_Element data from apps and pages:_
*** Block opens ***

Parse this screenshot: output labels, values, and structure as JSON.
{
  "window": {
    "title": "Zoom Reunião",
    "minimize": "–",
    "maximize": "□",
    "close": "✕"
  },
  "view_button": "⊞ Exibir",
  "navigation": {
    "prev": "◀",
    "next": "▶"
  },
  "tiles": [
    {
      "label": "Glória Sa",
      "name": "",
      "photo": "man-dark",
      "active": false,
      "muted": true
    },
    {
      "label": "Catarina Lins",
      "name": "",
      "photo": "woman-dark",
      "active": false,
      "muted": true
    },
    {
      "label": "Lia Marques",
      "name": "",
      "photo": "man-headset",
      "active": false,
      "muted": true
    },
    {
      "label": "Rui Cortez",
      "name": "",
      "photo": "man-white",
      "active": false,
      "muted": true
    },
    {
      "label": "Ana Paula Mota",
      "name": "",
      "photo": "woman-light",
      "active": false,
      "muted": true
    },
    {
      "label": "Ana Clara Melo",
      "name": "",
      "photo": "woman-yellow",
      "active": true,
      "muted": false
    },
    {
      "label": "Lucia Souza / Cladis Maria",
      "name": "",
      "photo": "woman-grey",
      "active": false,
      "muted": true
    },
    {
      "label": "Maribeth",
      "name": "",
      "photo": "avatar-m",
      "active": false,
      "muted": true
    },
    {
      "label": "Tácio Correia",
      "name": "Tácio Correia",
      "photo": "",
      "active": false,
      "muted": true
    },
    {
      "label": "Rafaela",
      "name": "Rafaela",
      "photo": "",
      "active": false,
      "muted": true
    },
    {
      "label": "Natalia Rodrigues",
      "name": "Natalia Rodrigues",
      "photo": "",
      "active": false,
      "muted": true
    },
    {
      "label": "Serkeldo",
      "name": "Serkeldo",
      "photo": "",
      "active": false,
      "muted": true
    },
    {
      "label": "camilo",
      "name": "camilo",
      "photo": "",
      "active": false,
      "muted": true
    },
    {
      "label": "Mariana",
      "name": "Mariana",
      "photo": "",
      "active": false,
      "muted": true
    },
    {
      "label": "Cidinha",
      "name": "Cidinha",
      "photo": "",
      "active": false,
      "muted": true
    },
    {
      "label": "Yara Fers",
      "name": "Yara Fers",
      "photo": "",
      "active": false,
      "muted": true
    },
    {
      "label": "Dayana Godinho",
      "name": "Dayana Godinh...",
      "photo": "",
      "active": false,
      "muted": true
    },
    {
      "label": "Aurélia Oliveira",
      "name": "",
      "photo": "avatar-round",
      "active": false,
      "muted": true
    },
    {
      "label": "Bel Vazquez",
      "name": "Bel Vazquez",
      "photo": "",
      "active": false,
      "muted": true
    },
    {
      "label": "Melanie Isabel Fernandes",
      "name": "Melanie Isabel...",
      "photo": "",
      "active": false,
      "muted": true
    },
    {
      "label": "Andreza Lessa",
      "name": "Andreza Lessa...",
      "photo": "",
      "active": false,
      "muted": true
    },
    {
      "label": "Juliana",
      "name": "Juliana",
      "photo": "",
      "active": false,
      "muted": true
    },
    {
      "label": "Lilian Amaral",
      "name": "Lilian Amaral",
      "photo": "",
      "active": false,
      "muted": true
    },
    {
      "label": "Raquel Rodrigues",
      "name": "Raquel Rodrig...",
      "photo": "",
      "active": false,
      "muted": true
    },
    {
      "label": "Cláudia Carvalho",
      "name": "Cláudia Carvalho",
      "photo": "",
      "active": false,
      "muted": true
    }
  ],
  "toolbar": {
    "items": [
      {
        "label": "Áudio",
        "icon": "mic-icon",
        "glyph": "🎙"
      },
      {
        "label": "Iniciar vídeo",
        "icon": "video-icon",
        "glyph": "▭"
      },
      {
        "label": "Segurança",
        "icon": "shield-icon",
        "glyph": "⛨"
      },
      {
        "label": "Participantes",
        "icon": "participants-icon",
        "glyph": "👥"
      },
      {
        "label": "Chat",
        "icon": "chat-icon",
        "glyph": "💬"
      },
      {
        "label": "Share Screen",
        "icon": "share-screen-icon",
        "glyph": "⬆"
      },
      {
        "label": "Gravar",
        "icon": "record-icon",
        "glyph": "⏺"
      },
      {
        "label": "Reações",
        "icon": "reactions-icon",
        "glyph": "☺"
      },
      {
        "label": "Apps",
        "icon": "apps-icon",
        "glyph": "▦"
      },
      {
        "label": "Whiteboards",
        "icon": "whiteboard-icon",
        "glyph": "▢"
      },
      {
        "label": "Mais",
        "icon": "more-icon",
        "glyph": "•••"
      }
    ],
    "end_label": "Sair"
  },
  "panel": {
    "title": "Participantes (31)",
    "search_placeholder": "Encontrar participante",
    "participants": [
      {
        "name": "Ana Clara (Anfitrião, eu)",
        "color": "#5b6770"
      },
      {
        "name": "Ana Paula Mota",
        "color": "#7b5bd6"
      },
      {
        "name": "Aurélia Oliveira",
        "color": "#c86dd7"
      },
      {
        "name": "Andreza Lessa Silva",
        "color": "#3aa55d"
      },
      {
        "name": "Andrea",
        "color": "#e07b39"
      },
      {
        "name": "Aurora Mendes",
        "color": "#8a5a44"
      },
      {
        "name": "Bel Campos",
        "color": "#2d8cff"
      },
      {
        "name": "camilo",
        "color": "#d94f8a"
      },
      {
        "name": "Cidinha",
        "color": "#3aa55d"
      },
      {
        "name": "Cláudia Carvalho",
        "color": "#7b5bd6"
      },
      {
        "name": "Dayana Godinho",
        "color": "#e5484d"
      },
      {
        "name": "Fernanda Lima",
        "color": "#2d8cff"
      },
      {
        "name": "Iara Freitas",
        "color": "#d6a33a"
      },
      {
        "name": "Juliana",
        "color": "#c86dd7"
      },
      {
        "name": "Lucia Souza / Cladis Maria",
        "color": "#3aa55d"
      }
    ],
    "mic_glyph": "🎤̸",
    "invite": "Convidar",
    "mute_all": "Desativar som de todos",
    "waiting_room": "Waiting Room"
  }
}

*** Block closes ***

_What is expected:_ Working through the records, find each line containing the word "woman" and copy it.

_Task answer:_
      "photo": "woman-dark",
      "photo": "woman-light",
      "photo": "woman-yellow",
      "photo": "woman-grey",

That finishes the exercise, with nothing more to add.